• PROBLEM REQUIREMENTS
Narrow the data below down to the lines containing "JSON".

*****

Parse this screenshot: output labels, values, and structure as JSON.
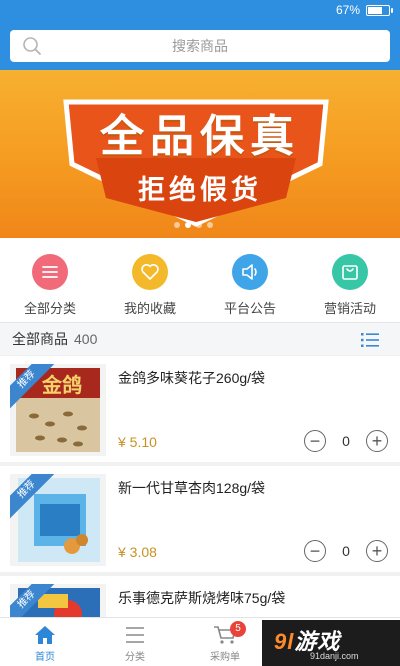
{
  "status": {
    "battery": "67%",
    "battery_level": 0.67
  },
  "search": {
    "placeholder": "搜索商品",
    "icon": "search-icon"
  },
  "banner": {
    "title": "全品保真",
    "subtitle": "拒绝假货",
    "slides": 4,
    "active_slide": 2
  },
  "shortcuts": [
    {
      "label": "全部分类",
      "icon": "menu-icon",
      "color": "#f06a7a"
    },
    {
      "label": "我的收藏",
      "icon": "heart-icon",
      "color": "#f3b92b"
    },
    {
      "label": "平台公告",
      "icon": "speaker-icon",
      "color": "#3fa5e8"
    },
    {
      "label": "营销活动",
      "icon": "bag-icon",
      "color": "#37c6a6"
    }
  ],
  "list": {
    "title": "全部商品",
    "count": "400",
    "icon": "list-view-icon"
  },
  "products": [
    {
      "badge": "推荐",
      "name": "金鸽多味葵花子260g/袋",
      "price": "¥ 5.10",
      "qty": "0",
      "minus": "−",
      "plus": "+"
    },
    {
      "badge": "推荐",
      "name": "新一代甘草杏肉128g/袋",
      "price": "¥ 3.08",
      "qty": "0",
      "minus": "−",
      "plus": "+"
    },
    {
      "badge": "推荐",
      "name": "乐事德克萨斯烧烤味75g/袋"
    }
  ],
  "tabbar": [
    {
      "label": "首页",
      "icon": "home-icon",
      "active": true
    },
    {
      "label": "分类",
      "icon": "category-icon",
      "active": false
    },
    {
      "label": "采购单",
      "icon": "cart-icon",
      "active": false,
      "badge": "5"
    }
  ],
  "watermark": {
    "logo_number": "9l",
    "logo_text": "游戏",
    "url": "91danji.com"
  },
  "colors": {
    "primary": "#2e8fe0",
    "price": "#c89222",
    "banner": "#f59b21",
    "badge": "#3c86d0"
  }
}
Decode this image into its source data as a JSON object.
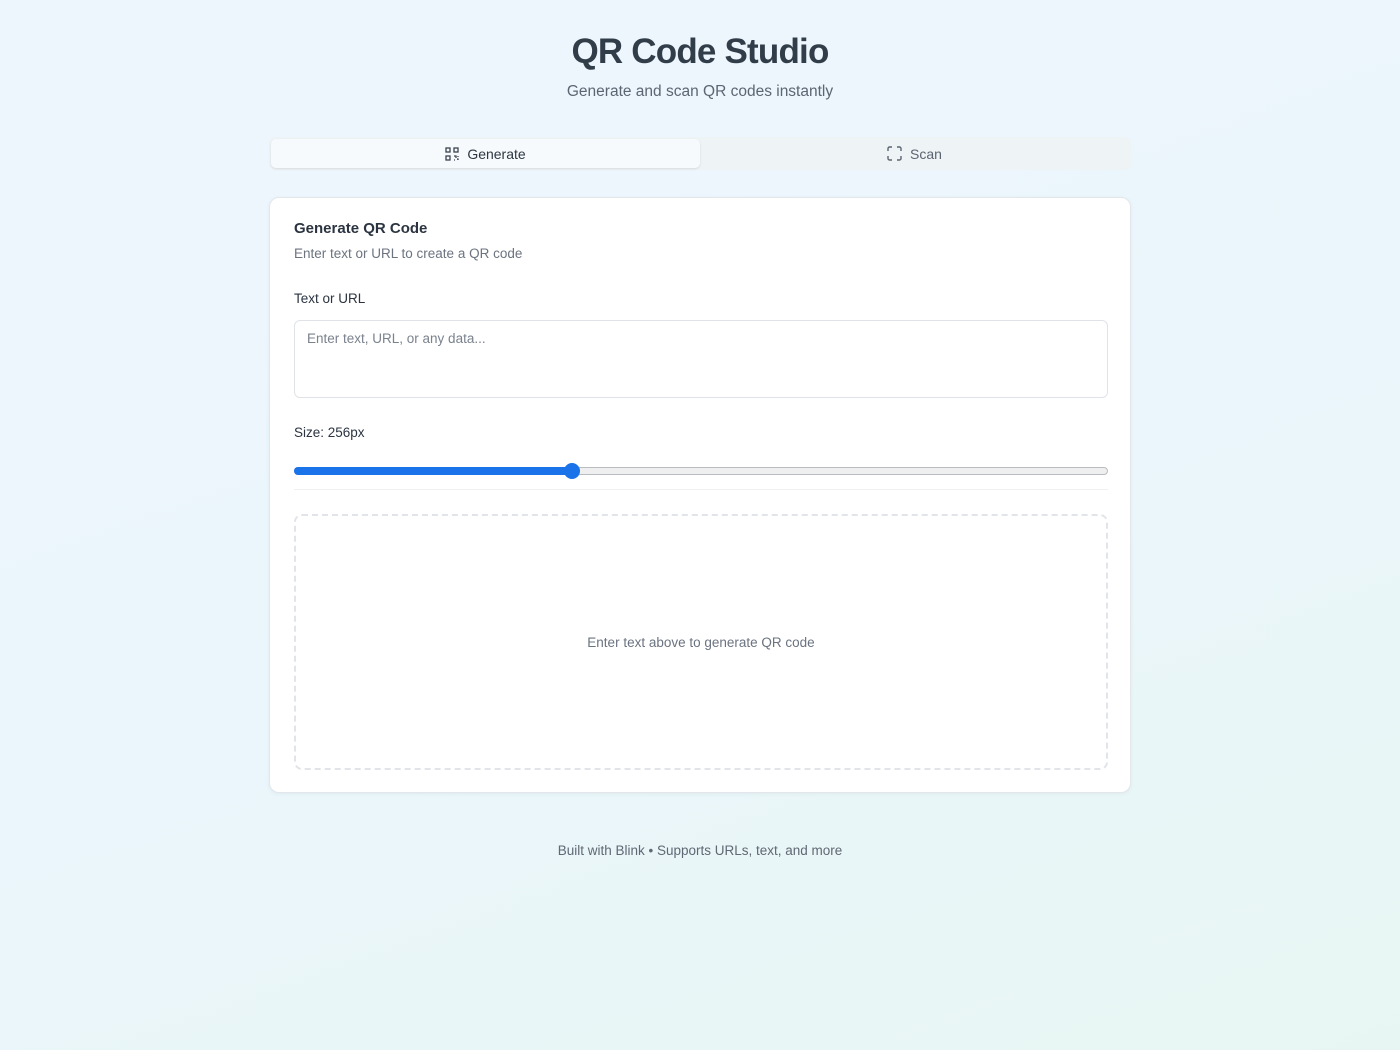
{
  "header": {
    "title": "QR Code Studio",
    "subtitle": "Generate and scan QR codes instantly"
  },
  "tabs": [
    {
      "label": "Generate",
      "icon": "qr-code-icon",
      "active": true
    },
    {
      "label": "Scan",
      "icon": "scan-frame-icon",
      "active": false
    }
  ],
  "card": {
    "title": "Generate QR Code",
    "description": "Enter text or URL to create a QR code",
    "input": {
      "label": "Text or URL",
      "placeholder": "Enter text, URL, or any data...",
      "value": ""
    },
    "size": {
      "label": "Size: 256px",
      "value": 256,
      "fraction": 0.342
    },
    "preview": {
      "empty_text": "Enter text above to generate QR code"
    }
  },
  "footer": {
    "text": "Built with Blink • Supports URLs, text, and more"
  },
  "colors": {
    "accent": "#1a73e8",
    "text": "#2b3440",
    "muted": "#6c7480"
  }
}
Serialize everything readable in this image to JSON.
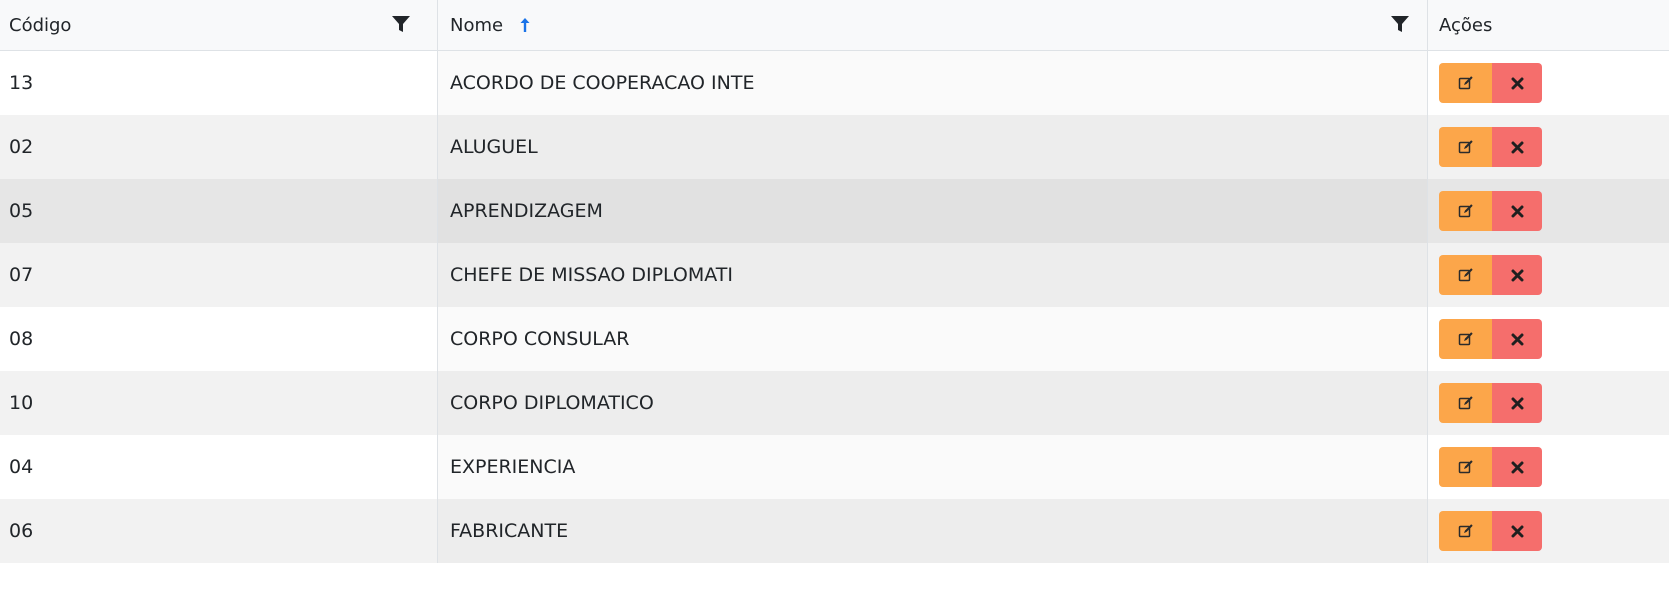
{
  "header": {
    "col_code": "Código",
    "col_name": "Nome",
    "col_actions": "Ações",
    "filter_icon": "filter-icon",
    "sort_icon": "arrow-up-icon",
    "sort_color": "#1a73e8"
  },
  "rows": [
    {
      "code": "13",
      "name": "ACORDO DE COOPERACAO INTE",
      "bg": "#ffffff"
    },
    {
      "code": "02",
      "name": "ALUGUEL",
      "bg": "#f2f2f2"
    },
    {
      "code": "05",
      "name": "APRENDIZAGEM",
      "bg": "#e6e6e6"
    },
    {
      "code": "07",
      "name": "CHEFE DE MISSAO DIPLOMATI",
      "bg": "#f2f2f2"
    },
    {
      "code": "08",
      "name": "CORPO CONSULAR",
      "bg": "#ffffff"
    },
    {
      "code": "10",
      "name": "CORPO DIPLOMATICO",
      "bg": "#f2f2f2"
    },
    {
      "code": "04",
      "name": "EXPERIENCIA",
      "bg": "#ffffff"
    },
    {
      "code": "06",
      "name": "FABRICANTE",
      "bg": "#f2f2f2"
    }
  ],
  "actions": {
    "edit_icon": "edit-icon",
    "delete_icon": "close-icon",
    "edit_color": "#fca64a",
    "delete_color": "#f56e6c"
  }
}
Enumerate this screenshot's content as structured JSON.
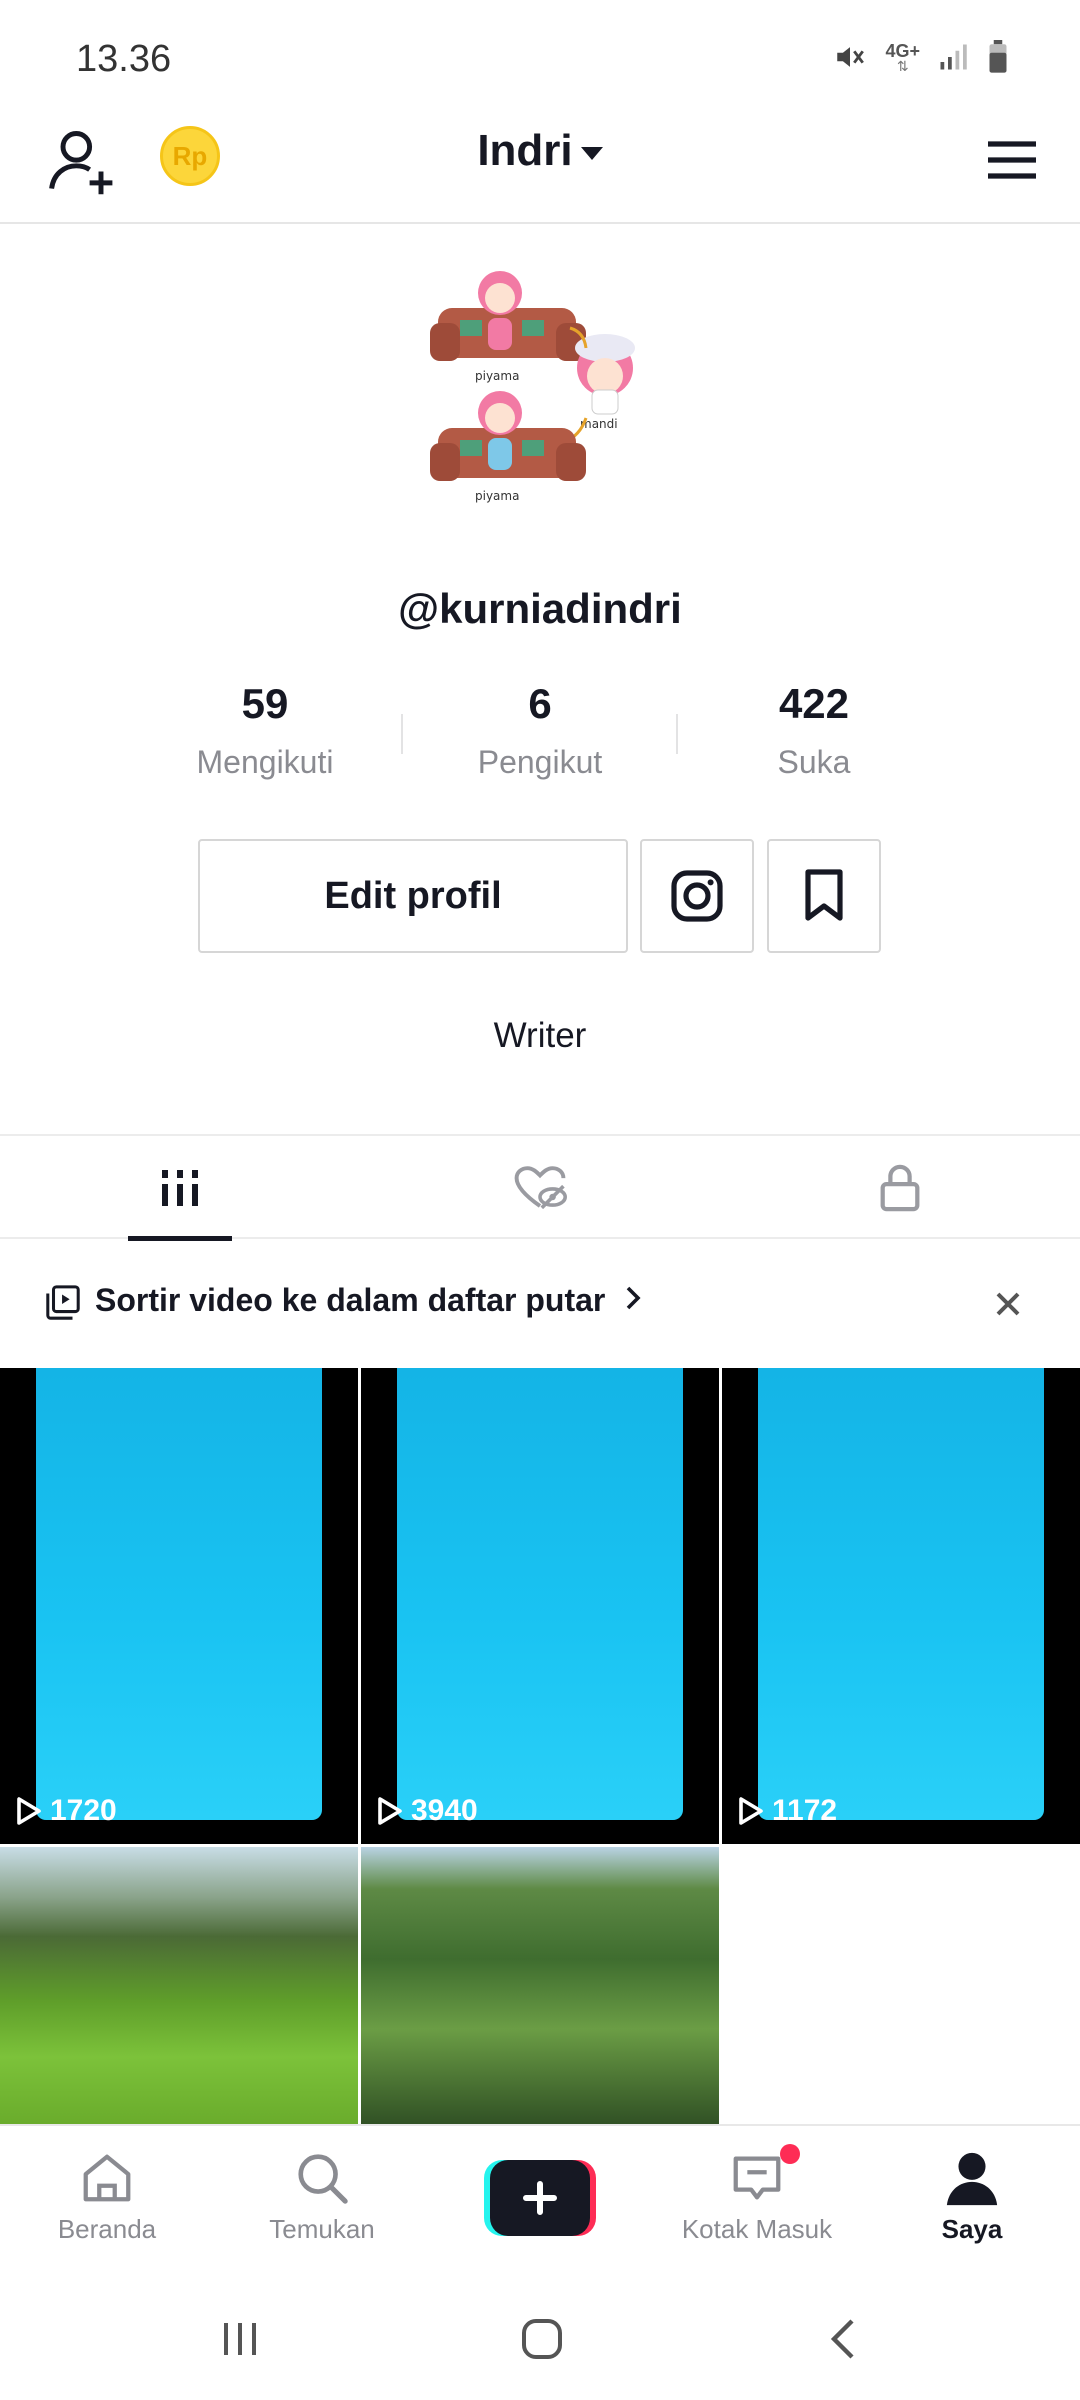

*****

• WRITTEN REPLY
Parse this screenshot: output labels, values, and structure as JSON.
Decode this image into its source data as a JSON object.
Serialize everything readable in this image to JSON.
Enumerate this screenshot's content as structured JSON.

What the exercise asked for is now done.